Data records
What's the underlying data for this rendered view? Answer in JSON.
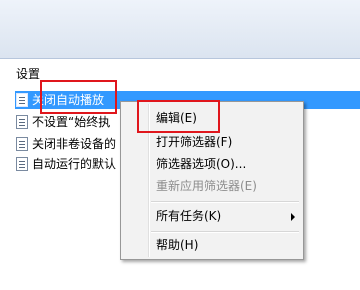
{
  "section": {
    "header": "设置"
  },
  "list": {
    "rows": [
      {
        "label": "关闭自动播放",
        "selected": true,
        "icon": "policy-setting-icon"
      },
      {
        "label": "不设置“始终执",
        "selected": false,
        "icon": "policy-setting-icon"
      },
      {
        "label": "关闭非卷设备的",
        "selected": false,
        "icon": "policy-setting-icon"
      },
      {
        "label": "自动运行的默认",
        "selected": false,
        "icon": "policy-setting-icon"
      }
    ]
  },
  "context_menu": {
    "items": [
      {
        "label": "编辑(E)",
        "enabled": true
      },
      {
        "label": "打开筛选器(F)",
        "enabled": true
      },
      {
        "label": "筛选器选项(O)...",
        "enabled": true
      },
      {
        "label": "重新应用筛选器(E)",
        "enabled": false
      },
      {
        "label": "所有任务(K)",
        "enabled": true,
        "submenu": true,
        "submenu_icon": "chevron-right-icon"
      },
      {
        "label": "帮助(H)",
        "enabled": true
      }
    ]
  },
  "colors": {
    "selection": "#3399ff",
    "annotation_box": "#e0161c",
    "menu_background": "#f2f2f2",
    "disabled_text": "#8d8d8d"
  }
}
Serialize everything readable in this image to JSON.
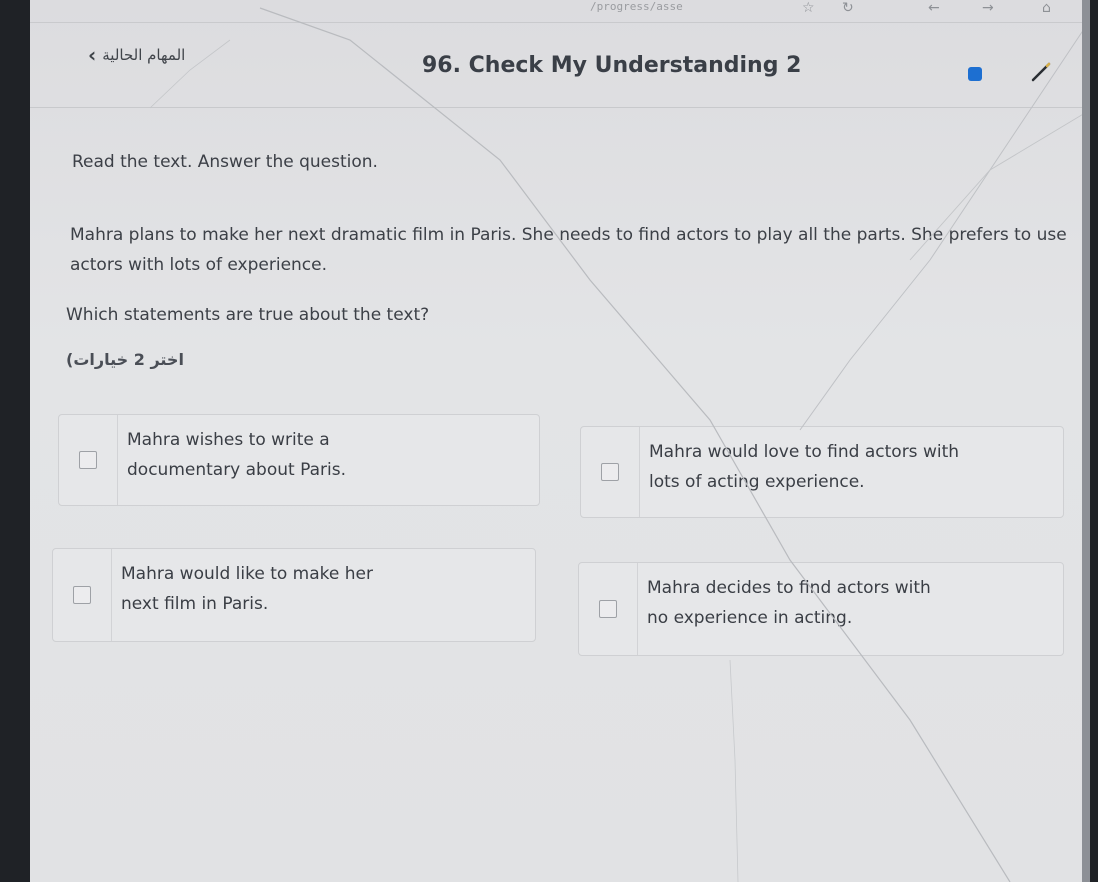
{
  "browser": {
    "url_fragment": "/progress/asse"
  },
  "header": {
    "back_label": "المهام الحالية",
    "title": "96. Check My Understanding 2"
  },
  "content": {
    "instruction": "Read the text. Answer the question.",
    "passage": "Mahra plans to make her next dramatic film in Paris. She needs to find actors to play all the parts. She prefers to use actors with lots of experience.",
    "question": "Which statements are true about the text?",
    "select_hint": "اختر 2 خيارات)"
  },
  "options": [
    {
      "text": "Mahra wishes to write a documentary about Paris.",
      "checked": false
    },
    {
      "text": "Mahra would love to find actors with lots of acting experience.",
      "checked": false
    },
    {
      "text": "Mahra would like to make her next film in Paris.",
      "checked": false
    },
    {
      "text": "Mahra decides to find actors with no experience in acting.",
      "checked": false
    }
  ],
  "colors": {
    "accent_blue": "#1d6fd1",
    "background": "#e1e2e4",
    "text": "#3c4047"
  }
}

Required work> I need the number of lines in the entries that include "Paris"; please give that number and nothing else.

Task output> 3